GDPR contains a requirement that if personal data in your possession is breached, you are required to notify a supervisory authority of that breach within 72 hours of having become aware of the breach. This is (for some) a new standard, and it applies to all personal data in your possession.
Notification of a personal data breach to the supervisory authority
In the case of a personal data breach, the controller shall without undue delay and, where feasible, not later than 72 hours after having become aware of it, notify the personal data breach to the supervisory authority competent in accordance with Article 55, unless the personal data breach is unlikely to result in a risk to the rights and freedoms of natural persons. Where the notification to the supervisory authority is not made within 72 hours, it shall be accompanied by reasons for the delay.

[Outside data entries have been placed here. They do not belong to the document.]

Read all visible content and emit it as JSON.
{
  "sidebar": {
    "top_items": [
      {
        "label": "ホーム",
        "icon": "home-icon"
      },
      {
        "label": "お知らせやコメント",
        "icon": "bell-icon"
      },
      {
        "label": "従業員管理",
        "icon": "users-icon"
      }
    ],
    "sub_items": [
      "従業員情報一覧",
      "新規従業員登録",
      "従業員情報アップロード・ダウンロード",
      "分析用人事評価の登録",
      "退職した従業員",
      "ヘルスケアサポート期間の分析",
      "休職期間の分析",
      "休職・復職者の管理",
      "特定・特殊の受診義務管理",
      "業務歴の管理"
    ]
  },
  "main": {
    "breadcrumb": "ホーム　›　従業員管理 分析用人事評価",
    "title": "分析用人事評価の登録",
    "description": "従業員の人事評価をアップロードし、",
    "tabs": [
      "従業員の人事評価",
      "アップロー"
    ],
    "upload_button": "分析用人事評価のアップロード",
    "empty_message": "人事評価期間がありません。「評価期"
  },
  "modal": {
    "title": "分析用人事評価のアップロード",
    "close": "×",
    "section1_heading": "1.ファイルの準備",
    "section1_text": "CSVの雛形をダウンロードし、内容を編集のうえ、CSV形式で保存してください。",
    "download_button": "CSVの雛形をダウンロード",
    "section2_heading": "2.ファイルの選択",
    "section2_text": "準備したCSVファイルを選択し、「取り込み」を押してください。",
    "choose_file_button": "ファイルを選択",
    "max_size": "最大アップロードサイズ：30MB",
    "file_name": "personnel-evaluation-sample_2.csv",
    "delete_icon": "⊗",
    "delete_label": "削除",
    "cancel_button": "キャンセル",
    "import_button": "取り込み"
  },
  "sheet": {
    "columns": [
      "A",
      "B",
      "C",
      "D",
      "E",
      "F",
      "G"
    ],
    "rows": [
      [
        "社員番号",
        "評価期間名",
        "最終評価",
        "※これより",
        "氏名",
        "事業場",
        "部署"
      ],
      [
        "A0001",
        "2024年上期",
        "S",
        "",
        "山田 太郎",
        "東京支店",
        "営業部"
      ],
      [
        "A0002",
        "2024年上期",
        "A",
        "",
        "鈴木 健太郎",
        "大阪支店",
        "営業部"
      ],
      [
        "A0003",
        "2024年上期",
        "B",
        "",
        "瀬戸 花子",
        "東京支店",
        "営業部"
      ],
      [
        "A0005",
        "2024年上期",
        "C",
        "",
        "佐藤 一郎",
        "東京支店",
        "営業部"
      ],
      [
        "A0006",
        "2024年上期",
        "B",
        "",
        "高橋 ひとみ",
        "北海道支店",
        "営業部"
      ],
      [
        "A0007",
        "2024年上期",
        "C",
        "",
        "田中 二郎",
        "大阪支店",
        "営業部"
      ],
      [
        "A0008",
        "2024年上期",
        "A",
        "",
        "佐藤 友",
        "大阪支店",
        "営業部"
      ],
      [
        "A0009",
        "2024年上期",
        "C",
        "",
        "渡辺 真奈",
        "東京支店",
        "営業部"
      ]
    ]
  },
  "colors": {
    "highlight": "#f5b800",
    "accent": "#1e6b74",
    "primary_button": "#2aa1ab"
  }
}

The other main area where GDPR is agnostic in terms of when the data was collected has to do with the responsibilities and liabilities as between data controllers and data processors. By way of example, when someone comes to your website and gives you their email address, you are a data controller. When you pass that email address to your email marketing service provider, so that they can send out your newsletter, they are a data processor. It’s possible (even common) for an organization to be both a data controller and a data processor.
GDPR lays out the responsibilities and liabilities of both data controllers and data processors. Among other things, a data processor has the responsibility to be GDPR compliant in terms of how they handle the data that data controllers entrust to them. They also have to make clear to the data controller that they are GDPR compliant, and also make clear to the data controller how they can check on this to ensure that the data processor is GDPR compliant. This does not depend on whether the data controller is passing pre- or post-GDPR acquired data.
This is why we advise all organizations to ensure that any data processors with which they do business have right in their contract assurances that the processor is GDPR compliant.
And, while we’re talking about those contracts, the precatory language of GDPR (which makes up the first 32 of the 88 pages of GDPR) says that if the data processor ends up not being GDPR compliant, and there is a data breach as a result, both the processor and the controller may be found to be liable.
Specifically, section 146 of the precatory language says:
The controller or processor should compensate any damage which a person may suffer as a result of processing that infringes this Regulation. The controller or processor should be exempt from liability if it proves that it is not in any way responsible for the damage. The concept of damage should be broadly interpreted in the light of the case-law of the Court of Justice in a manner which fully reflects the objectives of this Regulation. This is without prejudice to any claims for damage deriving from the violation of other rules in Union or Member State law. Processing that infringes this Regulation also includes processing that infringes delegated and implementing acts adopted in accordance with this Regulation and Member State law specifying rules of this Regulation. Data subjects should receive full and effective compensation for the damage they have suffered. Where controllers or processors are involved in the same processing, each controller or processor should be held liable for the entire damage.
For this reason, we also recommend that the contract between data controller and data processor contain language providing that the processor will indemnify the controller if there is a data breach owing to the processor either not being GDPR compliant or another factor within the control of the processor.
Nowhere in GDPR is there any language exempting pre-GDPR data from these two requirements.
ISIPP can help you with drafting the correct language to include in your contracts to reduce your risk of liability in these two situations. If you would like to discuss that with us, please email us here.
It is true that a great deal of how this all shakes out will almost certainly end up having to be decided in court.
Our job is to make sure that you are not a test case.